-- Material provided follows --
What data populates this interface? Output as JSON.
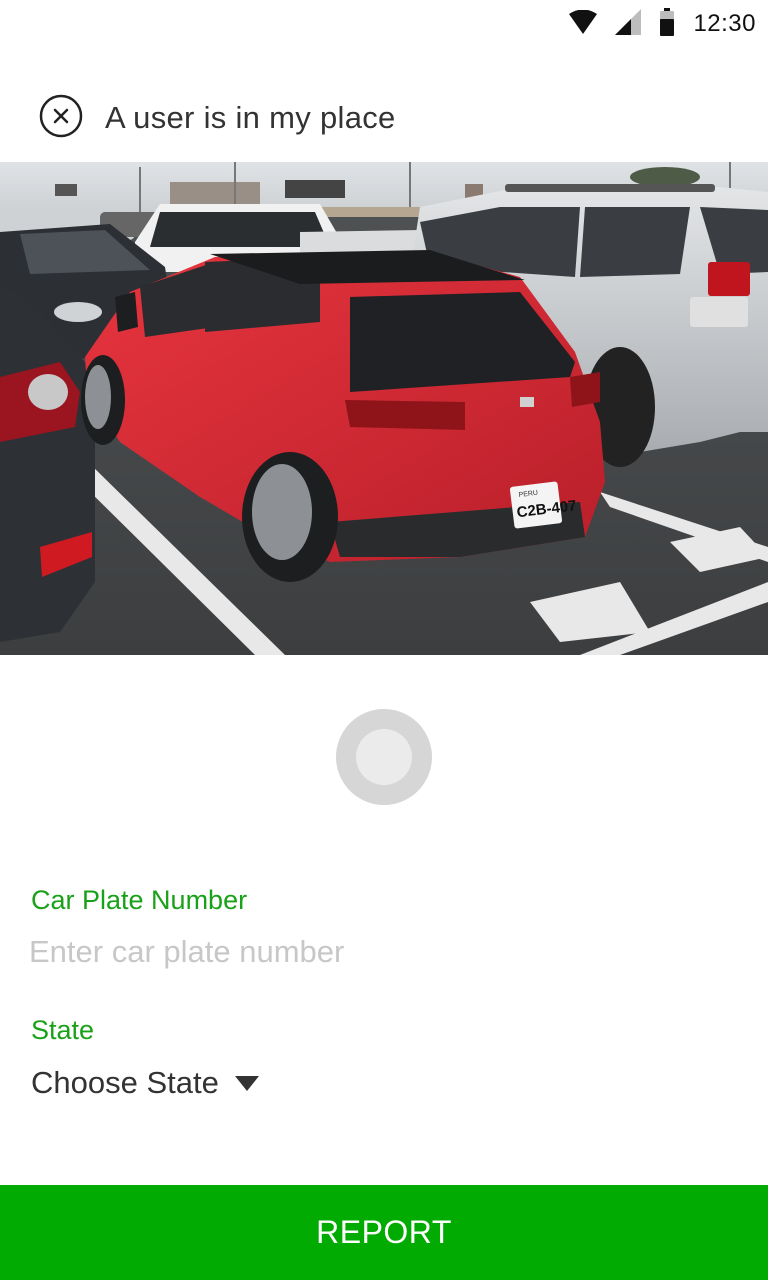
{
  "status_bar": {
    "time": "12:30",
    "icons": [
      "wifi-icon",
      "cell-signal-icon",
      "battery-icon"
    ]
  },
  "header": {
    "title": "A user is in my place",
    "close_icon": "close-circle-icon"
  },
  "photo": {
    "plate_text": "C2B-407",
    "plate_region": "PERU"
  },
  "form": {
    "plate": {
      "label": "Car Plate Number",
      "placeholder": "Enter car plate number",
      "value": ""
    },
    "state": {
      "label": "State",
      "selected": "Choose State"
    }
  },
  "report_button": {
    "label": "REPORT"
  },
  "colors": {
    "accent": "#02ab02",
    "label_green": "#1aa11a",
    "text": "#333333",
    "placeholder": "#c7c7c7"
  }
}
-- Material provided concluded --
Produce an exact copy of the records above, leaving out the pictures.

What data populates this interface? Output as JSON.
{
  "status_bar": {
    "time": "12:30",
    "icons": [
      "wifi-icon",
      "cell-signal-icon",
      "battery-icon"
    ]
  },
  "header": {
    "title": "A user is in my place",
    "close_icon": "close-circle-icon"
  },
  "photo": {
    "plate_text": "C2B-407",
    "plate_region": "PERU"
  },
  "form": {
    "plate": {
      "label": "Car Plate Number",
      "placeholder": "Enter car plate number",
      "value": ""
    },
    "state": {
      "label": "State",
      "selected": "Choose State"
    }
  },
  "report_button": {
    "label": "REPORT"
  },
  "colors": {
    "accent": "#02ab02",
    "label_green": "#1aa11a",
    "text": "#333333",
    "placeholder": "#c7c7c7"
  }
}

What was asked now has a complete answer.